The Duck House, at the Vaudeville Theatre, is written by television gagsters Dan Patterson and Colin Swash, and is a humorous satire about Westminster politics, set in the days of the MPs’ expenses scandal in 2009. So while the piece can’t be accused of being very timely, the fact that it is a retrospective provides plenty of ironic and richly humorous jokes. As you’d expect from the penmen behind Have I Got News for You and Mock the Week, the piss-takes of Gordon Brown and Nick Clegg are populist — and certainly popular with audiences. At the same time, there’s a relentless cynicism here that gets a bit tedious after a while. Oddly enough, there’s a lack not only of subtlety, but also of real passion. There’s a lot of frantic activity, but no real human feeling. Yuck.
Over at the National Theatre, Tim Price’s Protest Song — well directed by Polly Findlay — is based on a good, if rather troubling, problematic idea. Danny is a rough sleeper who lives in the vicinity of St Paul’s cathedral. One day in 2011 he wakes up to find that the Occupy protest movement has set up camp right next to his home. What follows is a series of encounters with the middle-class activists that results in Danny helping out, and then falling out with them.

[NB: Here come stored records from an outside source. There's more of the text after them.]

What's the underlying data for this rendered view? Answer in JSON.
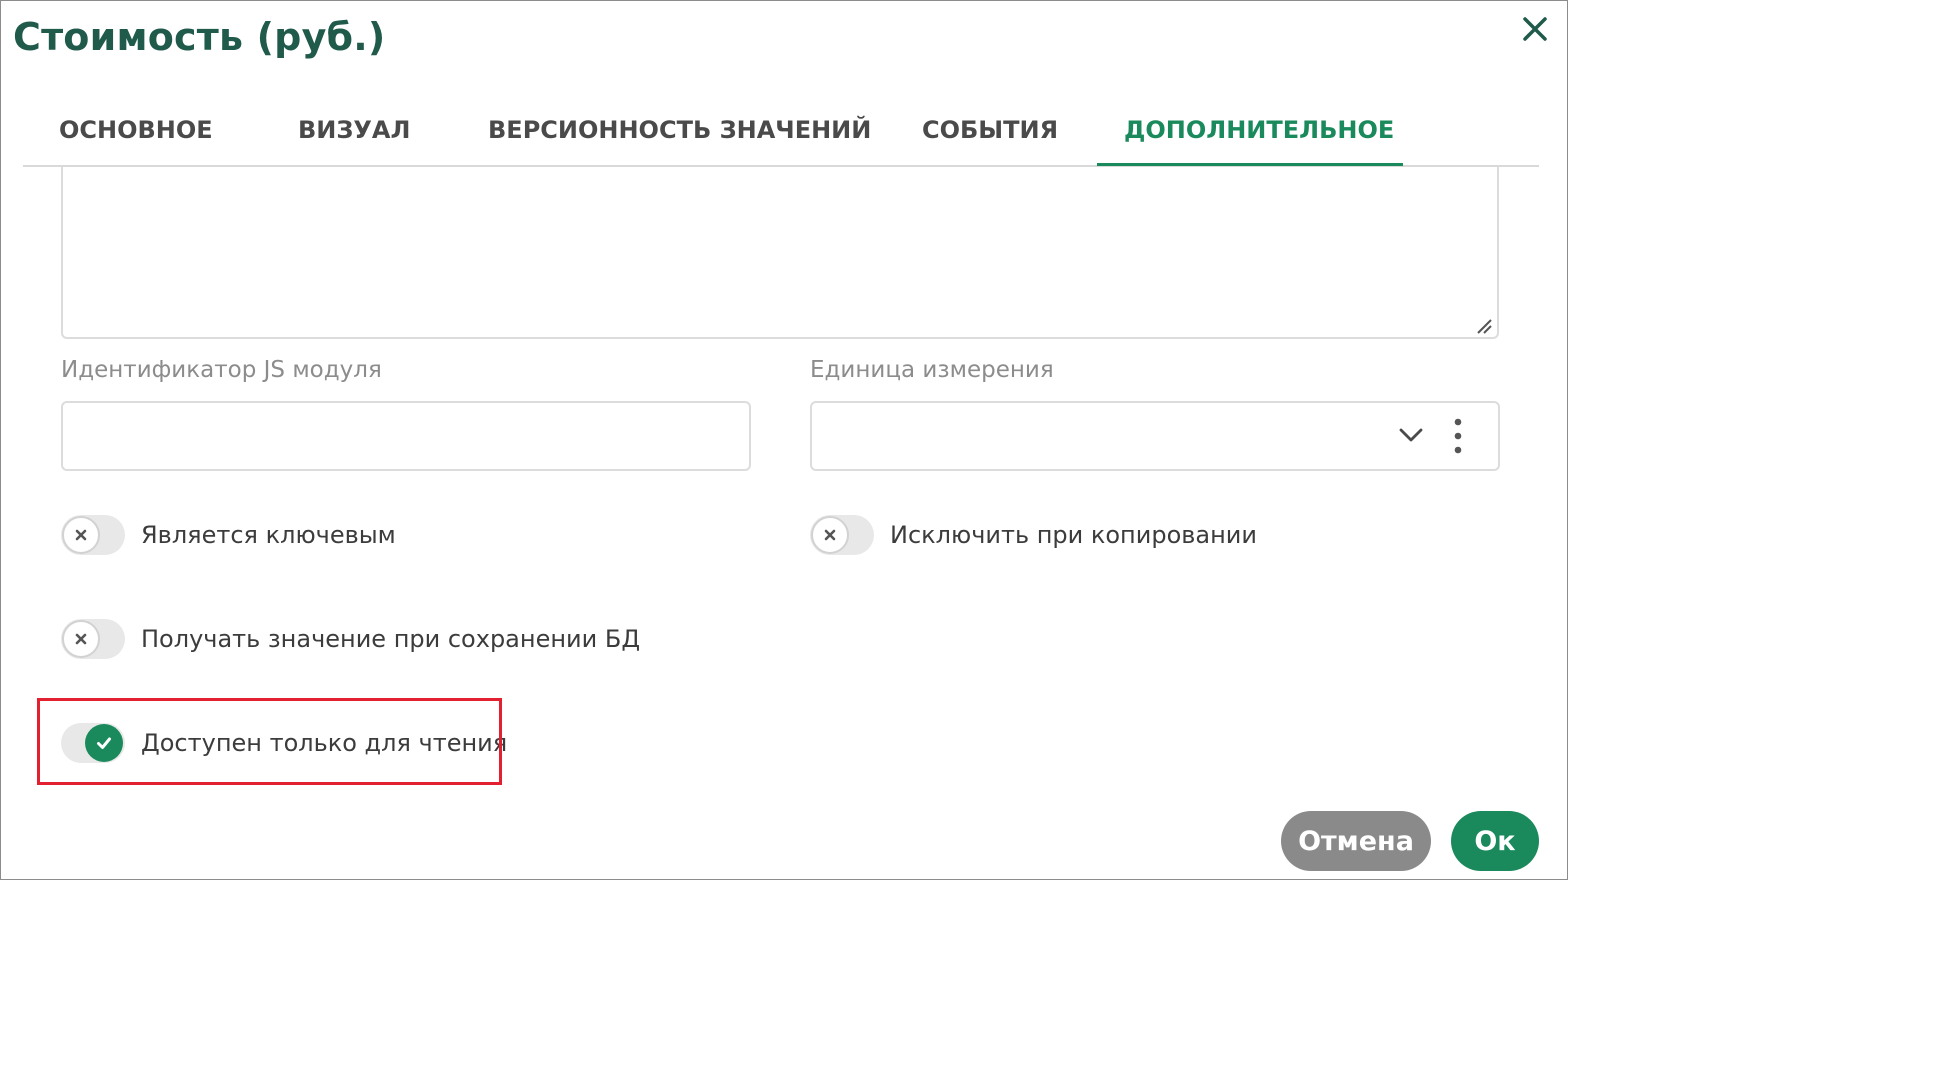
{
  "dialog": {
    "title": "Стоимость (руб.)",
    "close_icon": "close-icon"
  },
  "tabs": [
    {
      "label": "ОСНОВНОЕ",
      "active": false
    },
    {
      "label": "ВИЗУАЛ",
      "active": false
    },
    {
      "label": "ВЕРСИОННОСТЬ ЗНАЧЕНИЙ",
      "active": false
    },
    {
      "label": "СОБЫТИЯ",
      "active": false
    },
    {
      "label": "ДОПОЛНИТЕЛЬНОЕ",
      "active": true
    }
  ],
  "fields": {
    "textarea_value": "",
    "js_module": {
      "label": "Идентификатор JS модуля",
      "value": ""
    },
    "unit": {
      "label": "Единица измерения",
      "value": "",
      "icons": [
        "chevron-down-icon",
        "more-vertical-icon"
      ]
    }
  },
  "toggles": [
    {
      "label": "Является ключевым",
      "checked": false
    },
    {
      "label": "Исключить при копировании",
      "checked": false
    },
    {
      "label": "Получать значение при сохранении БД",
      "checked": false
    },
    {
      "label": "Доступен только для чтения",
      "checked": true
    }
  ],
  "buttons": {
    "cancel": "Отмена",
    "ok": "Ок"
  },
  "colors": {
    "accent": "#1a8a5c",
    "title": "#1f5a4a",
    "highlight": "#e3202f",
    "cancel_button": "#8a8a8a"
  }
}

Of course, this is fiction and an entertainment, so Danny — who in real life would be a smelly and difficult character to talk to — is played with enormous charm by Rhys Ifans in what is basically a short one-man show. Although the play doesn’t explore the ethics of making a play out of the misery of a rough sleeper, it does tell a good story and Ifans’s interaction with the audience occasionally feels a bit risky, a bit edgy. Danny begs for money from audience members, has a mobile phone and asks spectators for their digits, and talks directly to all and sundry. Occasionally, he screams at us.
It may be provocative, a bit unpleasant, but somehow you can’t forget that this is a star actor and that his satirical take on politics — he uses the c-word to describe London Mayor Boris Johnson and then gets the audience to chant the same insult, over and over again — is all Tim Price’s. And all rather rather puerile.
Danny gets involved in the everyday life of Occupy, but his rough-sleeper lifestyle proves incompatible with the straighter nine-to-five routines of the middle-class protestors. Although he participates in the big meetings, he gets criticised for making too much noise at night, and for bringing drink into the food tent.
But although it is a strong image to have Danny, a symbol of inequality, juxtaposed with protestors who want to end that inequality, the play ends on a particularly sour note that the audience, on the night I saw the show, cheered to the roof. Once again, this seems both masochistic and cynical: insult the middle classes and they will applaud you! To me it seems like another example of a tendency in theatre during the age of austerity that I would describe as soft socialism. Liberal middle-class spectators want so badly to be radical that they cheer any gesture that plays up to this need. Meanwhile, I am still waiting for some real political theatre.
© Aleks Sierz